Enter location. Enter destination. Start navigation.
That is the power of Google Maps, and it has become part of my everyday life, especially as an exchange student in a foreign country. Particularly when travelling to other countries, I basically live off Google Maps.
These days, before I go out anywhere, I always check the directions to the place, the available transportation and also the time of the next train/bus via Google Maps.
Google Maps started off more than a decade ago, and was way simpler than it is today. Now, it offers many functions such as satellite imagery, street maps, 360 degree panoramic views of the streets, real time traffic conditions, and route planning on different types of transportation (even bikes!).
But with this convenience and user-friendliness, I have also begun to think to myself: is this really a good thing? Sure, it makes life way more convenient and we are able to move at a quicker pace, without stopping and without annoying breaks.
But, this also means we are no longer walking the roads less travelled, we are no longer exploring the “less convenient”, “longer” routes, we are no longer navigating without the help of a super intelligent digital map. Our reliance on digital technology is shocking.

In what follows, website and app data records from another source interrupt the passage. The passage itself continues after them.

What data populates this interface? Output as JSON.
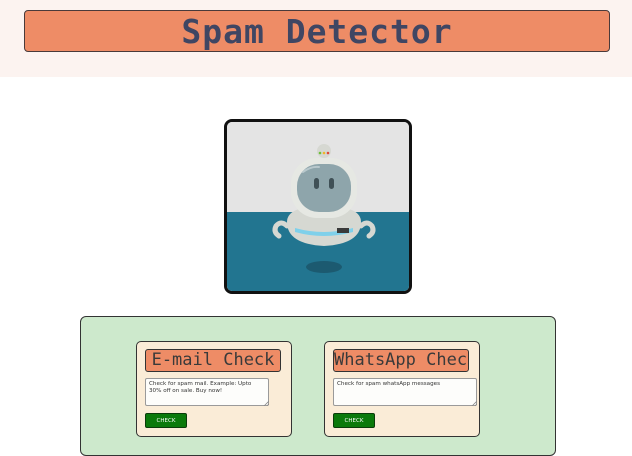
{
  "header": {
    "title": "Spam Detector"
  },
  "hero": {
    "image_icon": "robot-astronaut-icon"
  },
  "cards": [
    {
      "title": "E-mail Check",
      "placeholder": "Check for spam mail. Example: Upto 30% off on sale. Buy now!",
      "button_label": "CHECK"
    },
    {
      "title": "WhatsApp Check",
      "placeholder": "Check for spam whatsApp messages",
      "button_label": "CHECK"
    }
  ],
  "colors": {
    "header_band": "#fcf3f0",
    "title_bar": "#ee8c66",
    "title_text": "#3f4663",
    "panel": "#cde9cc",
    "card": "#faecd7",
    "button": "#0b7a0b"
  }
}
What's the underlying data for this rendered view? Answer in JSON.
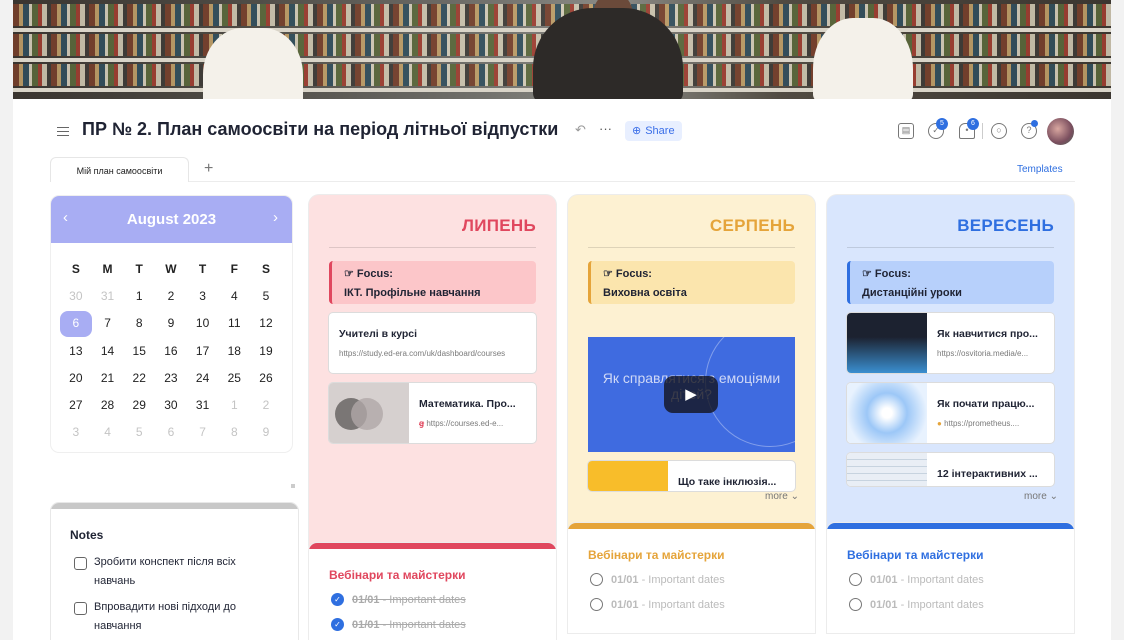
{
  "header": {
    "title": "ПР № 2. План самоосвіти на період літньої відпустки",
    "share_label": "Share",
    "tasks_badge": "5",
    "notifications_badge": "6"
  },
  "tabs": {
    "active": "Мій план самоосвіти",
    "add": "+",
    "templates": "Templates"
  },
  "calendar": {
    "title": "August 2023",
    "weekdays": [
      "S",
      "M",
      "T",
      "W",
      "T",
      "F",
      "S"
    ],
    "days": [
      [
        "30",
        "31",
        "1",
        "2",
        "3",
        "4",
        "5"
      ],
      [
        "6",
        "7",
        "8",
        "9",
        "10",
        "11",
        "12"
      ],
      [
        "13",
        "14",
        "15",
        "16",
        "17",
        "18",
        "19"
      ],
      [
        "20",
        "21",
        "22",
        "23",
        "24",
        "25",
        "26"
      ],
      [
        "27",
        "28",
        "29",
        "30",
        "31",
        "1",
        "2"
      ],
      [
        "3",
        "4",
        "5",
        "6",
        "7",
        "8",
        "9"
      ]
    ],
    "today": "6"
  },
  "notes": {
    "title": "Notes",
    "items": [
      "Зробити конспект після всіх навчань",
      "Впровадити нові підходи до навчання"
    ]
  },
  "columns": [
    {
      "title": "ЛИПЕНЬ",
      "focus_label": "☞ Focus:",
      "focus_text": "ІКТ. Профільне навчання",
      "cards": [
        {
          "title": "Учителі в курсі",
          "url": "https://study.ed-era.com/uk/dashboard/courses"
        },
        {
          "title": "Математика. Про...",
          "url": "https://courses.ed-e..."
        }
      ],
      "section_title": "Вебінари та майстерки",
      "todos": [
        {
          "date": "01/01",
          "text": " - Important dates"
        },
        {
          "date": "01/01",
          "text": " - Important dates"
        }
      ]
    },
    {
      "title": "СЕРПЕНЬ",
      "focus_label": "☞ Focus:",
      "focus_text": "Виховна освіта",
      "video_caption": "Як справлятися з емоціями дітей?",
      "cards": [
        {
          "title": "Що таке інклюзія..."
        }
      ],
      "more": "more",
      "section_title": "Вебінари та майстерки",
      "todos": [
        {
          "date": "01/01",
          "text": " - Important dates"
        },
        {
          "date": "01/01",
          "text": " - Important dates"
        }
      ]
    },
    {
      "title": "ВЕРЕСЕНЬ",
      "focus_label": "☞ Focus:",
      "focus_text": "Дистанційні уроки",
      "cards": [
        {
          "title": "Як навчитися про...",
          "url": "https://osvitoria.media/e..."
        },
        {
          "title": "Як почати працю...",
          "url": "https://prometheus...."
        },
        {
          "title": "12 інтерактивних ..."
        }
      ],
      "more": "more",
      "section_title": "Вебінари та майстерки",
      "todos": [
        {
          "date": "01/01",
          "text": " - Important dates"
        },
        {
          "date": "01/01",
          "text": " - Important dates"
        }
      ]
    }
  ],
  "colors": {
    "accent": "#2f6fe0",
    "july": "#e0475e",
    "august": "#e5a43a",
    "september": "#2f6fe0",
    "calendar": "#a8adf3"
  }
}
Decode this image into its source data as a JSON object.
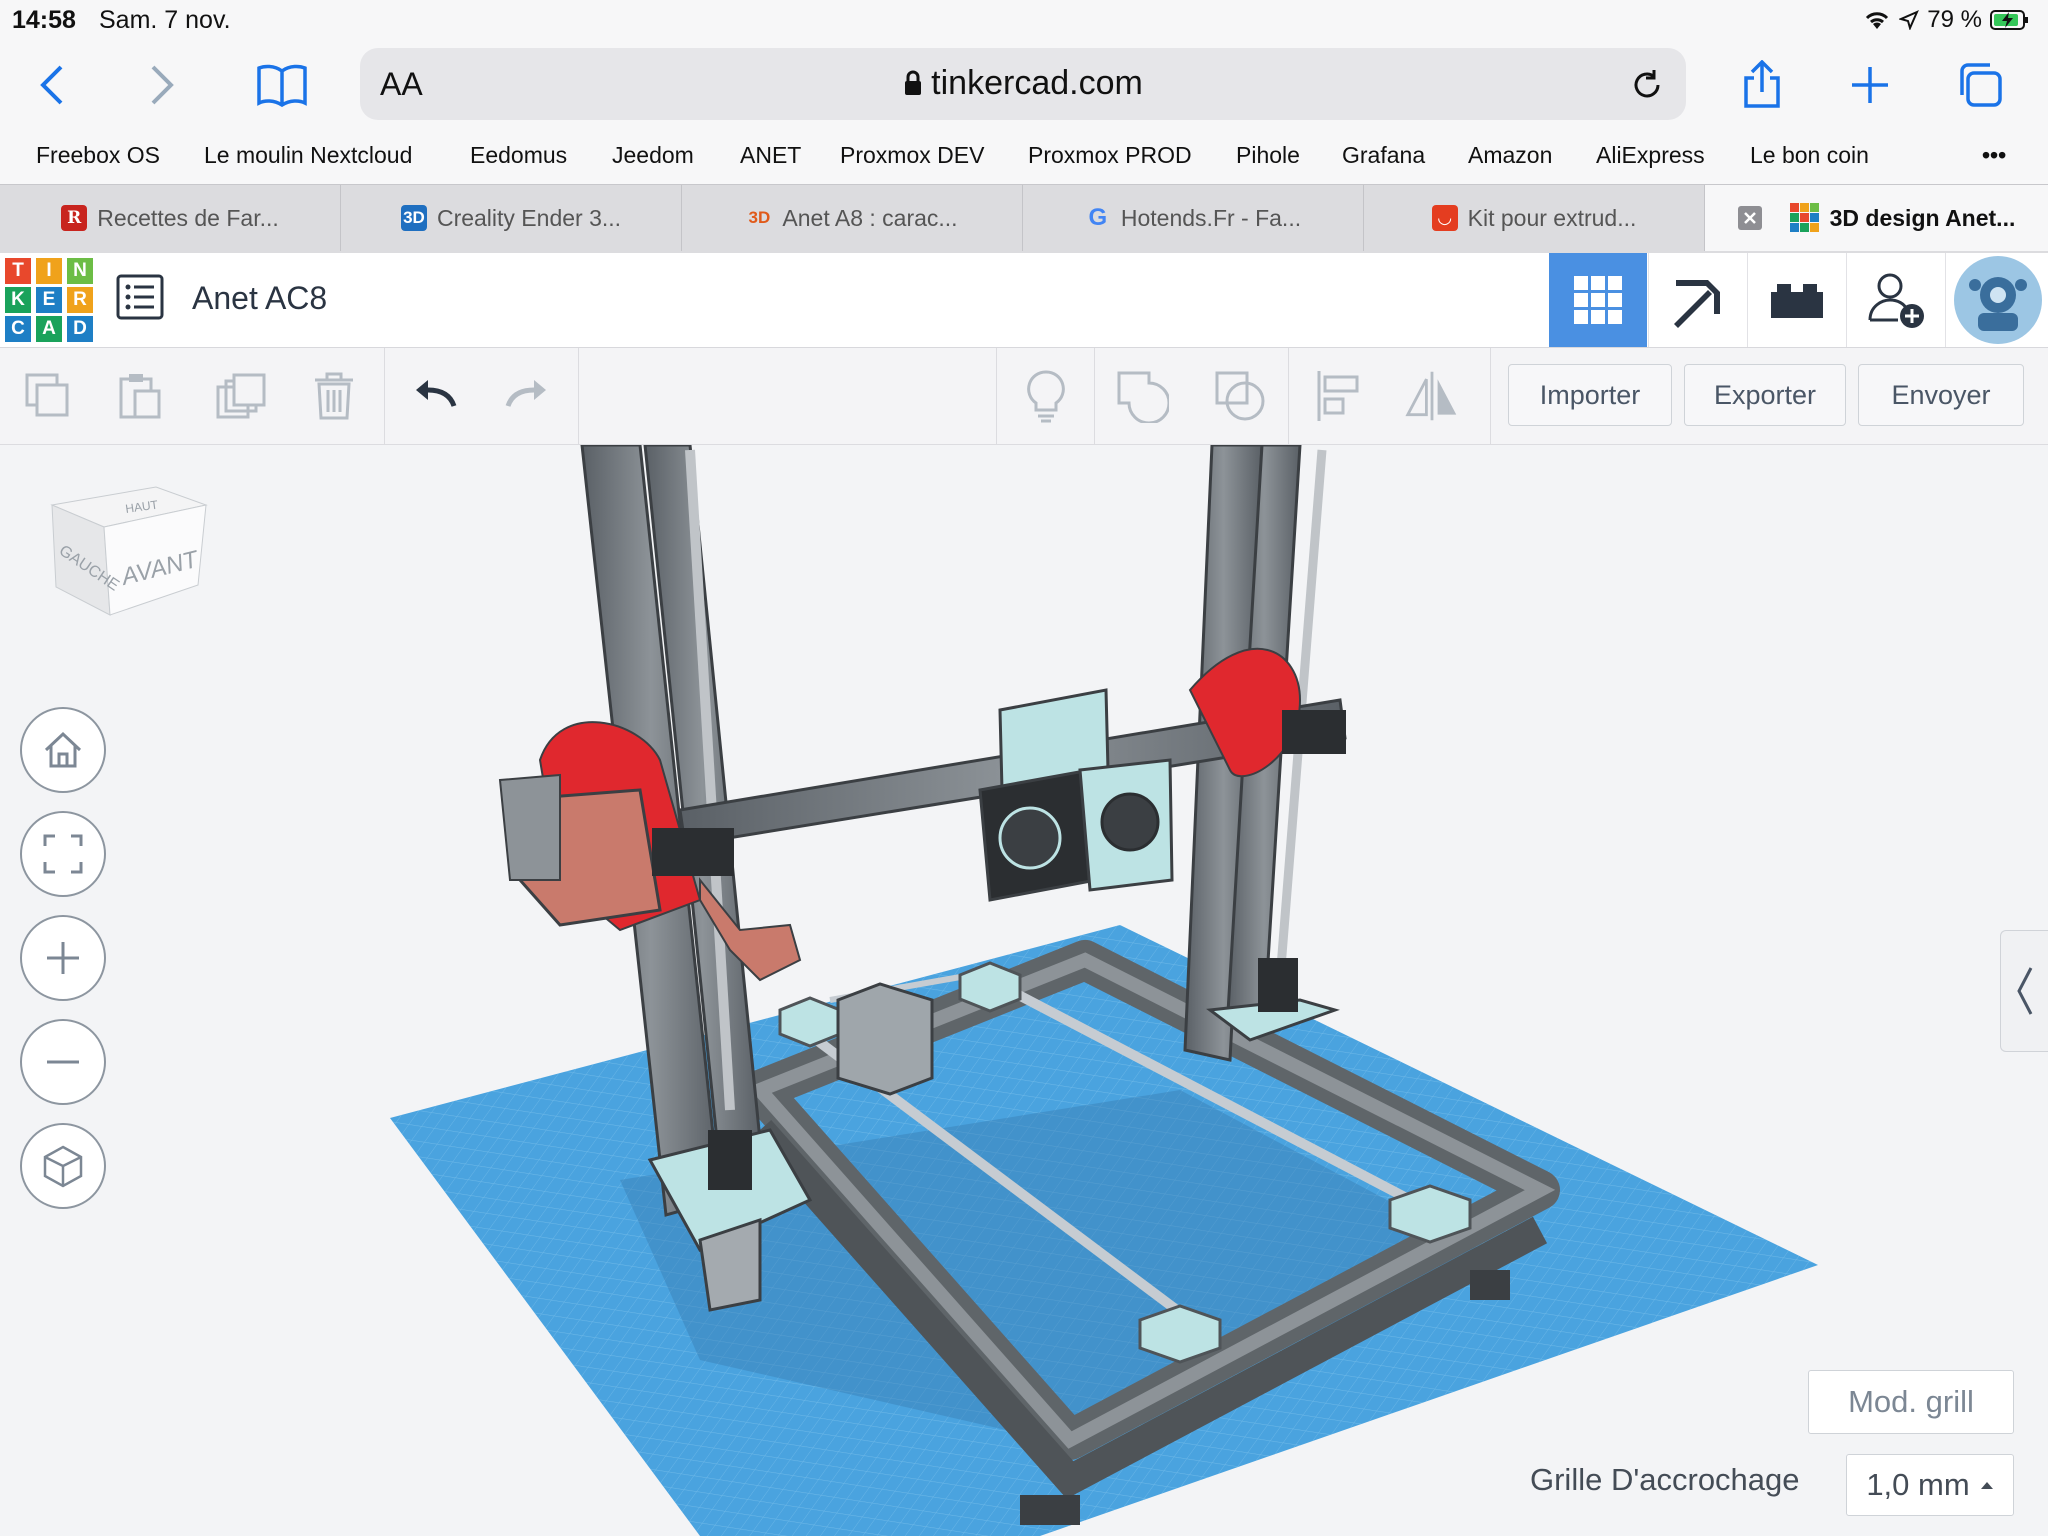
{
  "status": {
    "time": "14:58",
    "date": "Sam. 7 nov.",
    "battery": "79 %"
  },
  "browser": {
    "text_size": "AA",
    "url": "tinkercad.com",
    "bookmarks": [
      "Freebox OS",
      "Le moulin Nextcloud",
      "Eedomus",
      "Jeedom",
      "ANET",
      "Proxmox DEV",
      "Proxmox PROD",
      "Pihole",
      "Grafana",
      "Amazon",
      "AliExpress",
      "Le bon coin"
    ],
    "more": "•••",
    "tabs": [
      {
        "label": "Recettes de Far...",
        "icon": "R",
        "color": "#c8241e"
      },
      {
        "label": "Creality Ender 3...",
        "icon": "3D",
        "color": "#1f6fc0"
      },
      {
        "label": "Anet A8 : carac...",
        "icon": "3D",
        "color": "#e05a1a"
      },
      {
        "label": "Hotends.Fr - Fa...",
        "icon": "G",
        "color": "#4285f4"
      },
      {
        "label": "Kit pour extrud...",
        "icon": "◡",
        "color": "#e43d20"
      },
      {
        "label": "3D design Anet...",
        "icon": "TC",
        "color": "#1e7fc5"
      }
    ]
  },
  "tinkercad": {
    "logo": [
      "T",
      "I",
      "N",
      "K",
      "E",
      "R",
      "C",
      "A",
      "D"
    ],
    "document_name": "Anet AC8",
    "toolbar": {
      "import": "Importer",
      "export": "Exporter",
      "send": "Envoyer"
    },
    "viewcube": {
      "top": "HAUT",
      "left": "GAUCHE",
      "front": "AVANT"
    },
    "grid": {
      "edit_grid": "Mod. grill",
      "snap_label": "Grille D'accrochage",
      "snap_value": "1,0 mm"
    }
  },
  "colors": {
    "accent": "#4a90e2",
    "workplane": "#4aa3df",
    "frame": "#6f7478",
    "red_part": "#e0282e"
  }
}
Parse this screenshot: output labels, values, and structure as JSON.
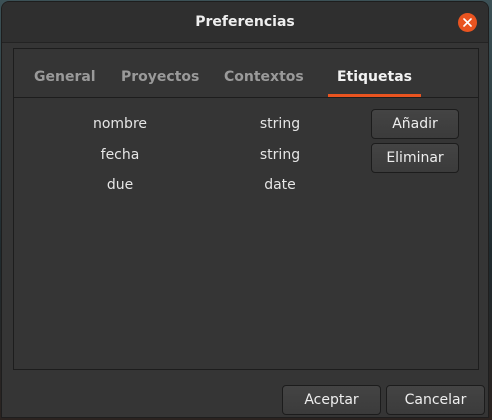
{
  "window": {
    "title": "Preferencias"
  },
  "tabs": [
    {
      "label": "General",
      "active": false
    },
    {
      "label": "Proyectos",
      "active": false
    },
    {
      "label": "Contextos",
      "active": false
    },
    {
      "label": "Etiquetas",
      "active": true
    }
  ],
  "tags": [
    {
      "name": "nombre",
      "type": "string"
    },
    {
      "name": "fecha",
      "type": "string"
    },
    {
      "name": "due",
      "type": "date"
    }
  ],
  "actions": {
    "add_label": "Añadir",
    "remove_label": "Eliminar"
  },
  "footer": {
    "accept_label": "Aceptar",
    "cancel_label": "Cancelar"
  },
  "icons": {
    "close": "close-icon"
  },
  "colors": {
    "accent": "#e95420",
    "window_bg": "#353535",
    "titlebar_bg": "#2f2f2f"
  }
}
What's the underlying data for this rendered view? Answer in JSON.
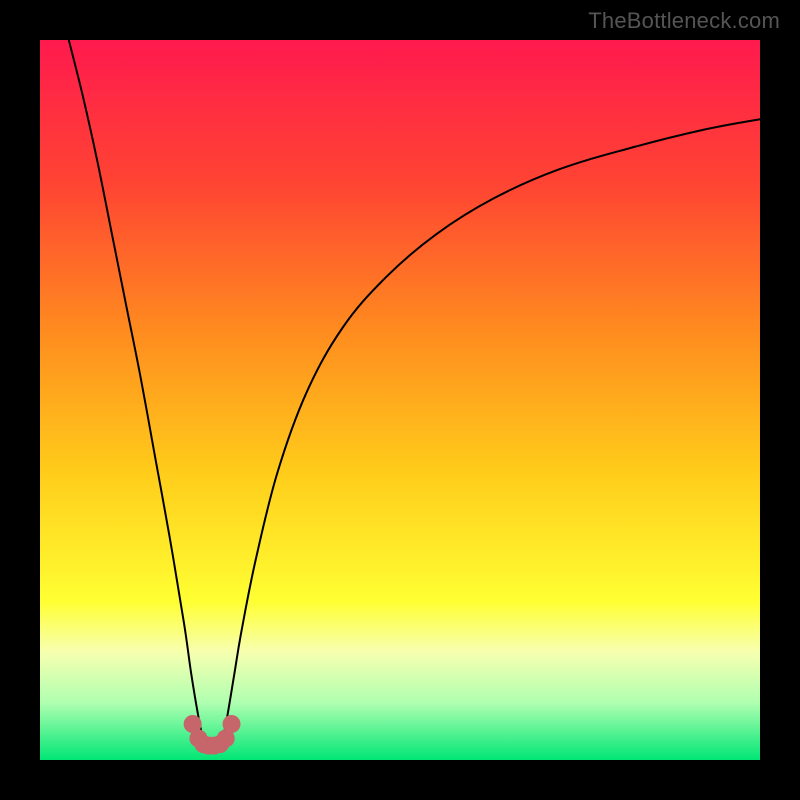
{
  "watermark": "TheBottleneck.com",
  "chart_data": {
    "type": "line",
    "title": "",
    "xlabel": "",
    "ylabel": "",
    "xlim": [
      0,
      100
    ],
    "ylim": [
      0,
      100
    ],
    "gradient_stops": [
      {
        "offset": 0.0,
        "color": "#ff1a4d"
      },
      {
        "offset": 0.2,
        "color": "#ff4433"
      },
      {
        "offset": 0.4,
        "color": "#ff8a1f"
      },
      {
        "offset": 0.6,
        "color": "#ffcc1a"
      },
      {
        "offset": 0.78,
        "color": "#ffff33"
      },
      {
        "offset": 0.85,
        "color": "#f7ffb0"
      },
      {
        "offset": 0.92,
        "color": "#b0ffb0"
      },
      {
        "offset": 1.0,
        "color": "#00e676"
      }
    ],
    "series": [
      {
        "name": "left-branch",
        "color": "#000000",
        "width": 2,
        "x": [
          4,
          6,
          8,
          10,
          12,
          14,
          16,
          18,
          20,
          21,
          22,
          22.7
        ],
        "y": [
          100,
          92,
          83,
          73,
          63,
          53,
          42,
          31,
          19,
          12,
          6,
          2.5
        ]
      },
      {
        "name": "right-branch",
        "color": "#000000",
        "width": 2,
        "x": [
          25.3,
          26,
          27,
          28,
          30,
          33,
          37,
          42,
          48,
          55,
          63,
          72,
          82,
          92,
          100
        ],
        "y": [
          2.5,
          6,
          12,
          18,
          28,
          40,
          51,
          60,
          67,
          73,
          78,
          82,
          85,
          87.5,
          89
        ]
      },
      {
        "name": "trough-markers",
        "type": "scatter",
        "color": "#c6666b",
        "size": 9,
        "x": [
          21.2,
          22.0,
          22.7,
          23.4,
          24.2,
          25.0,
          25.8,
          26.6
        ],
        "y": [
          5.0,
          3.0,
          2.2,
          2.0,
          2.0,
          2.2,
          3.0,
          5.0
        ]
      }
    ]
  }
}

Sometimes, just sometimes, it may be an idea to just walk aimlessly and see where the roads take you.